(Stored items)
★ ★ ★ ★ ★

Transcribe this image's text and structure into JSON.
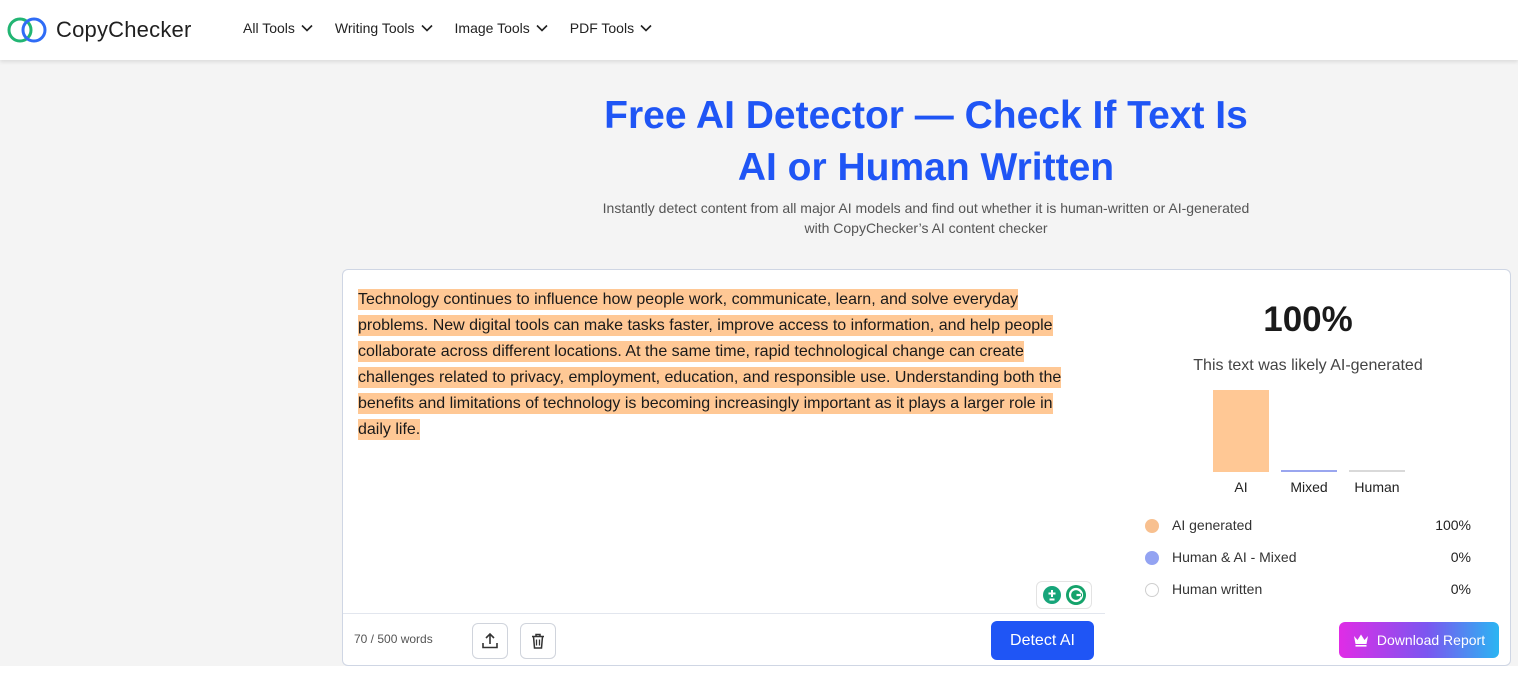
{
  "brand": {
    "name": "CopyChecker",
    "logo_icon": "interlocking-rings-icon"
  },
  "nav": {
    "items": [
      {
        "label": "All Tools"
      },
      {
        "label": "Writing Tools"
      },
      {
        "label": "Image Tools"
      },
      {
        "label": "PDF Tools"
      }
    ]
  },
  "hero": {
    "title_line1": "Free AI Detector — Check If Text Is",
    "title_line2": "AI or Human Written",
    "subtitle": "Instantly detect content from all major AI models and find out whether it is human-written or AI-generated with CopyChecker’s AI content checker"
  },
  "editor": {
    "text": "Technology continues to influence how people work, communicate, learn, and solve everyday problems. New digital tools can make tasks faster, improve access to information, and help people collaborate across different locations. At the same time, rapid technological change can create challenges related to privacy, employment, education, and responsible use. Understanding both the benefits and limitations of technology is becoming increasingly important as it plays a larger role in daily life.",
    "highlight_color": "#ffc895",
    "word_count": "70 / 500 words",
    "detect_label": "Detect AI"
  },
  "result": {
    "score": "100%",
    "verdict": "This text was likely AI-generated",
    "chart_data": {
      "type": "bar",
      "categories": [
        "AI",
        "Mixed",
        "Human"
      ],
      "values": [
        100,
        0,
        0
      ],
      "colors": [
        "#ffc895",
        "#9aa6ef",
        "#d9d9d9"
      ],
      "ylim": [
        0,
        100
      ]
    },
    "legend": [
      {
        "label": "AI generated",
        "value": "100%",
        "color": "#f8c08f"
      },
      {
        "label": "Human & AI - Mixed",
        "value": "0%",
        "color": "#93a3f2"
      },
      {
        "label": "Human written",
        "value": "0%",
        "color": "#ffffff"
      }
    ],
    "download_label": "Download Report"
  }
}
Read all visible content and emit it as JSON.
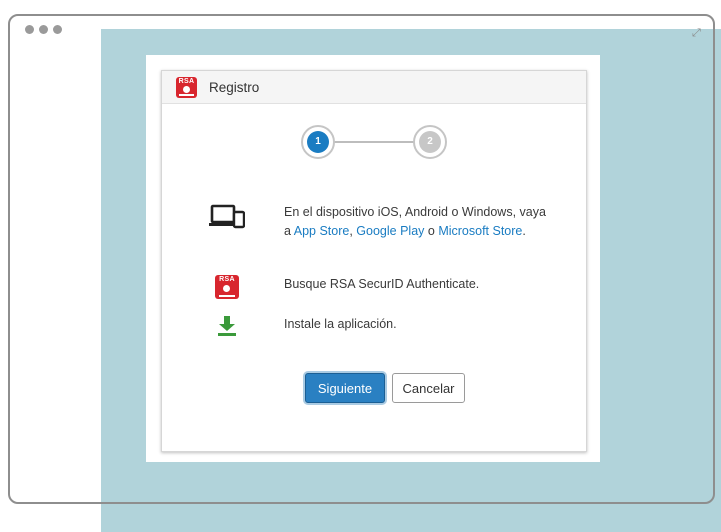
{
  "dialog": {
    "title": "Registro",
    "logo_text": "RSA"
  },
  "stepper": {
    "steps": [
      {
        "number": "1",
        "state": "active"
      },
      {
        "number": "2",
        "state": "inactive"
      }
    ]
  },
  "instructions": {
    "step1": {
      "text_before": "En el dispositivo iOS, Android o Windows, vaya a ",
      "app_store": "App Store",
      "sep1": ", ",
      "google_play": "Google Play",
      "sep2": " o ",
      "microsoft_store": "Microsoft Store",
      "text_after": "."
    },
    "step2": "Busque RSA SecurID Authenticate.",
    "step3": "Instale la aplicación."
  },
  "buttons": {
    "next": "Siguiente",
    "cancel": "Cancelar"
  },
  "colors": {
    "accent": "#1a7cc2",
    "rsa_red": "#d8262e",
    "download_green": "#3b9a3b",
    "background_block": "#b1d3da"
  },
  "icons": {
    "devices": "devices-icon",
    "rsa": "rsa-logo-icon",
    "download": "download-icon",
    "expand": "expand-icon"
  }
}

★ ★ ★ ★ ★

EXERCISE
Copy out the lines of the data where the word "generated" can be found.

ANSWER SECTION
    "subtitle": "Instantly detect content from all major AI models and find out whether it is human-written or AI-generated with CopyChecker’s AI content checker"
    "verdict": "This text was likely AI-generated",
        "label": "AI generated",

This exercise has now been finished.